“I think that records as well as rules of behavior for special services are very important here. But when there is no record, then lawlessness ensues. Even so, we also have to keep in mind that the world has changed again, it has become completely glass, and not tin or wood, because the capabilities of the NSA and FBI in the US, and the FSB in Russia to monitor the Internet and citizens’ email with the help of electronic surveillance already exist, already exist technically and that means politically it is important. Because in this case, if Snowden did not work for another state and acted in the interests of his own state, I think that we have to support such people who act in the interests of their fellow citizens and try to protect their citizens from unfounded and unlawful eavesdropping and surveillance on the part of the state. That is essentially the point of Snowden, and not whether he is a spy or not.”

“And here, undoubtedly we have to discuss this situation more broadly. Because you and I are talking about journalists, and journalists are obliged to provide information and make public even what is negative about a government, this is an intelligence agent who most likely signed a pledge and most likely undertook a specific obligation, and what is more important for him, for such people — is it the pledge, the signature to keep state secrets or does he feel that these state secrets led to a violation of the rights of his fellow citizens by his own government? And if we acknowledge that Snowden is this kind of person, then we have to treat him with sympathy.”

Mikhail Dorfman, a Russian émigré writer and publisher based in the US writes in a blog post at that he met Snowden online in 2006 through Ars Technica, the online computer programmers’ news site and forum. He chatted with a person using the name TheTrueHOOHA, an alias said to be used by Snowden which he nevertheless linked to his real identity. Dorfman says he came across him while searching for help with ORACLE and encountering security obstacles doing business in an unnamed large American company. Dorfman believes Snowden is a hero:

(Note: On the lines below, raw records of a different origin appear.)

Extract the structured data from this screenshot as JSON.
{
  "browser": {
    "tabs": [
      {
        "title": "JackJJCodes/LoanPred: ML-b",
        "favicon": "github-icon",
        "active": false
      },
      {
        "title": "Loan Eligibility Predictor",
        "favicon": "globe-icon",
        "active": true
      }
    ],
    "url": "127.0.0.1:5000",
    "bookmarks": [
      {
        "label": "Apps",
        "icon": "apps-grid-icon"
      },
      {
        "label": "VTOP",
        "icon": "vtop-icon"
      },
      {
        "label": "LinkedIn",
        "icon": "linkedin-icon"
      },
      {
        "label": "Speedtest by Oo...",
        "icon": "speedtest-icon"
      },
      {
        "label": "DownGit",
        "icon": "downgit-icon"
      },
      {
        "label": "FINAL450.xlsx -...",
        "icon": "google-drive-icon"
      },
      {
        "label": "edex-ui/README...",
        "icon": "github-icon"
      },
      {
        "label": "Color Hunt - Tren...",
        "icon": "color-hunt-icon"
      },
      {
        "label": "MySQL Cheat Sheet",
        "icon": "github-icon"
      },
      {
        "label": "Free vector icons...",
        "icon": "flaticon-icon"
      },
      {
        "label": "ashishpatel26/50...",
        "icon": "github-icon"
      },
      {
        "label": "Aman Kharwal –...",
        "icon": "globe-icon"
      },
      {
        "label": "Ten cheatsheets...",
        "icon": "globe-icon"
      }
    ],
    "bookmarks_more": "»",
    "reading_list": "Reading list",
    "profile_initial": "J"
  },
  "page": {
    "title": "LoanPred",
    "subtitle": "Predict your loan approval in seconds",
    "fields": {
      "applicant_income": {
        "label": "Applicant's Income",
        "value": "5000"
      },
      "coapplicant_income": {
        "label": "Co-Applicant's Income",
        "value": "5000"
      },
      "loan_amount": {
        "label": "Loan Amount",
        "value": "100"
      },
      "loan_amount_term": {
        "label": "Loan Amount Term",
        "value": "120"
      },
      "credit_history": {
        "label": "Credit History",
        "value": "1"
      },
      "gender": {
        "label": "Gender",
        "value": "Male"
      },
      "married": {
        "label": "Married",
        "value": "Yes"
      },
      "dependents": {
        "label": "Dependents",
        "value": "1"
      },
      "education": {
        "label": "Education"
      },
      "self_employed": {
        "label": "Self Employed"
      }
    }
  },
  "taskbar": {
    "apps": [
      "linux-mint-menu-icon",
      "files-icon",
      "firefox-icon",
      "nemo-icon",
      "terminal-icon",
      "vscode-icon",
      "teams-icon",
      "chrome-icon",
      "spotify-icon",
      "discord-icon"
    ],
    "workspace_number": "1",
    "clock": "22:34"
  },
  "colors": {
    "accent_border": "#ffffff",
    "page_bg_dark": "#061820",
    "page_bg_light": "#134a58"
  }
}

“Various commentators have hurried to declare Snowden a traitor and a planted spy. I don’t believe that. TheTrueHOOHA was very open in our communications regarding the details of his own life. Unlike the majority of users, he gladly shared the details of his age and place of residence, he had conversations about girls he knew, about concerts, dances and restaurants where he spent time. I remember how during a discussion of some problems with delays in messages, Snowden dropped a remark like: ‘you don’t know, but perhaps the government is listening in on you.’ At that time, in fact, he was working for the National Security Agency and was involved in electronic surveillance in America. I got the impression that even several years before what has happened, Snowden knew that he was disclosing the secrets of government to people, that he might disappear into some kind of secret prison, and become an object of persecution, libel and even murder, and therefore created his detailed portrait online and tried to leave as many tracks as possible.
“The Internet has preserved for everyone not only the constructed online persona of Snowden, which of course could quite possibly turn out to be false. You can follow his trail on the web – from a teenager who quickly grew up to an adult very confident in himself. Professional spies and voluntary traitors don’t do such a thing.”